John Horrigan

Statement to the Reimagine New York State Commission

Inclusion is at the foundation of communications policy in this country. The Communications Act of 1934 and the Telecommunications Act of 1996 both rest on the notion that advanced communications networks should be universally available and affordable. The COVID-19 pandemic shows that there is still more to be done to adapt these policy principles to the internet age. In just two decades, having the internet at home has gone from being a toy for hobbyists to an indispensable tool for commerce, education, and connectedness.

Adapting Jobs Programs for Today and Tomorrow

“Middle-skill” jobs make up a large portion of the market, has positions to fill, but suffers from a dearth of trained workers—especially when it comes to digital skills. Digital skills refer to a person’s ability to use digital tools, applications, and networks to access and manage information. Pandemic-driven unemployment will only put the middle-skill issue into sharper relief.

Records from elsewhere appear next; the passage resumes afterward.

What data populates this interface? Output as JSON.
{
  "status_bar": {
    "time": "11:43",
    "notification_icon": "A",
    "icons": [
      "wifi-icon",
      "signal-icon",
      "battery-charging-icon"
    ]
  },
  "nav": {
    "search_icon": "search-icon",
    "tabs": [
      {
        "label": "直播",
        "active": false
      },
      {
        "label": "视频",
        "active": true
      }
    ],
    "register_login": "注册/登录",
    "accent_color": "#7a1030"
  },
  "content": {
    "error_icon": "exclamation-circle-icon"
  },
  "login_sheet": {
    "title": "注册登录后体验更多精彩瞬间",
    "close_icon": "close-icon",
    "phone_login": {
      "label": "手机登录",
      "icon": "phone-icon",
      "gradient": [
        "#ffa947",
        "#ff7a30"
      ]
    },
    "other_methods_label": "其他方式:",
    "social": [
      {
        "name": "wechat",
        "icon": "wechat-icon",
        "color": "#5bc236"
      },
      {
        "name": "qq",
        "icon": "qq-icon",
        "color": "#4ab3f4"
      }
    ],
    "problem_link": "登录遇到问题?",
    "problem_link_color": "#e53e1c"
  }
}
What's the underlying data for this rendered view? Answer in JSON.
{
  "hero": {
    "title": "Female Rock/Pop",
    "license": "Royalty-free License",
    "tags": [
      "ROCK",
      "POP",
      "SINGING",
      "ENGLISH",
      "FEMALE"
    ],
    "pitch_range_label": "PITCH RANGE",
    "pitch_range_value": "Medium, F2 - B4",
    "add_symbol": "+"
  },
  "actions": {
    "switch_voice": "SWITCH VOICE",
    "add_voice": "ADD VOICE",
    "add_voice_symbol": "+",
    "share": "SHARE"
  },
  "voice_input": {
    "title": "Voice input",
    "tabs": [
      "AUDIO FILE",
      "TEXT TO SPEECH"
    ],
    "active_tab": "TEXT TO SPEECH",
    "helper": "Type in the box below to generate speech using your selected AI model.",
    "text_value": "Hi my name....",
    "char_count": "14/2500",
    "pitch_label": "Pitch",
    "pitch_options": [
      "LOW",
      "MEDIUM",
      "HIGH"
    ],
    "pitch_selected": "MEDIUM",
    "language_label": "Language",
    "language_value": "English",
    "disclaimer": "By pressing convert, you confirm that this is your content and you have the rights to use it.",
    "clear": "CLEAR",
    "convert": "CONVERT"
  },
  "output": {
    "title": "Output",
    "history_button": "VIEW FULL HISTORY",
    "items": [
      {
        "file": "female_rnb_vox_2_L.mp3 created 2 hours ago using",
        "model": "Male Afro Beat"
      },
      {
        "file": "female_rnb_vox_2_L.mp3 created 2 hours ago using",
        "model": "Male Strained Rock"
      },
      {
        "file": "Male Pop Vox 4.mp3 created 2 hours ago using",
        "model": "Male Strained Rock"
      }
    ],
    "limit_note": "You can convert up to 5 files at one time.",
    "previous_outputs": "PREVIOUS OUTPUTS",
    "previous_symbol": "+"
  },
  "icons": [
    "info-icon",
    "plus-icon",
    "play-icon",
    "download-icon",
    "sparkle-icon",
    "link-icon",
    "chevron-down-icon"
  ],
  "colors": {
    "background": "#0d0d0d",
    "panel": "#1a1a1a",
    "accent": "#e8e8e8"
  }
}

“Middle-skill” jobs make up a large portion of the market, has positions to fill, but suffers from a dearth of trained workers—especially when it comes to digital skills.

Students of Color Caught in the Homework Gap

The COVID-19 pandemic caused a near-total shutdown of the U.S. school system, forcing more than 55 million students to transition to home-based remote learning practically overnight. In most cases, that meant logging in to online classes and accessing lessons and assignments through a home internet connection. Sadly, that was not an option for children in one out of three Black, Latino, and American Indian/Alaska Native households.

Baltimore's Digital Divide: Gaps in Internet Connectivity and the Impact on Low-income City Residents

Large numbers of Baltimore households lack two essential tools for getting online: wireline broadband service at home and access to a computer. According to the 2018 American Community Survey, 96,000 households in Baltimore (40.7%) did not have wireline internet service, such as cable, fiber, or digital subscriber line service. And some 75,000 Baltimore City households, or one in three, do not have either a desktop or laptop computer.

Measuring the Gap

As policymakers consider digital inclusion solutions, understanding the root of the problem is important. There are a number of ways people’s decisions not to subscribe to broadband could play out. Older adults – especially those on fixed incomes – may find the monthly fee burdensome but also struggle with the skills to use the internet. Low-income households, particularly those with children, likely understand the internet’s importance, but they may struggle with service affordability.

Broadband and Cities

New analysis of broadband adoption in a selection of cities shows a strong relationship between low household broadband adoption levels and poverty. The analysis also shows that rising economic tides in cities has little to do with recent growth in broadband adoption – but that declines in poverty rates do.

Skills training is the key to ending the digital divide

The Technology Policy Institute conducted a survey of 1,275 people on Comcast’s Internet Essentials service to explore what having service at home means to low-income households. The research shows that once people subscribe to broadband, school-age children use home access for schoolwork and streaming educational media. Their parents also quickly get hooked, using the internet to search for jobs and to manage their lives more efficiently.

Digital Divide Isn’t Just a Rural Problem

The digital divide – the “haves” and “have nots” when it comes to internet access and use – is an abiding concern for telecommunication and internet policymakers at all levels of government. The Federal Communications Commission’s focus on deployment means policymakers miss an entirely different dimension of the problem – broadband adoption. Ensuring the ubiquity of high-speed networks is a laudable goal. But if a lot of people are not subscribing even when networks pass their residences, that’s a different problem. Analysis of broadband adoption data shows that:

Reaching the Unconnected: Benefits for kids and schoolwork drive broadband subscriptions, but digital skills training opens doors to household internet use for jobs and learning

Not so long ago, “closing the digital divide” primarily meant getting people online, and a steady upward trend in adoption is evidence of progress on that front. Yet gaps in broadband adoption remain – particularly for low-income households – and closing those gaps is about more than simply offering a low-cost internet service. Even with the availability of low-cost offers, it remains a challenge to encourage the remaining disconnected people to sign up for broadband service.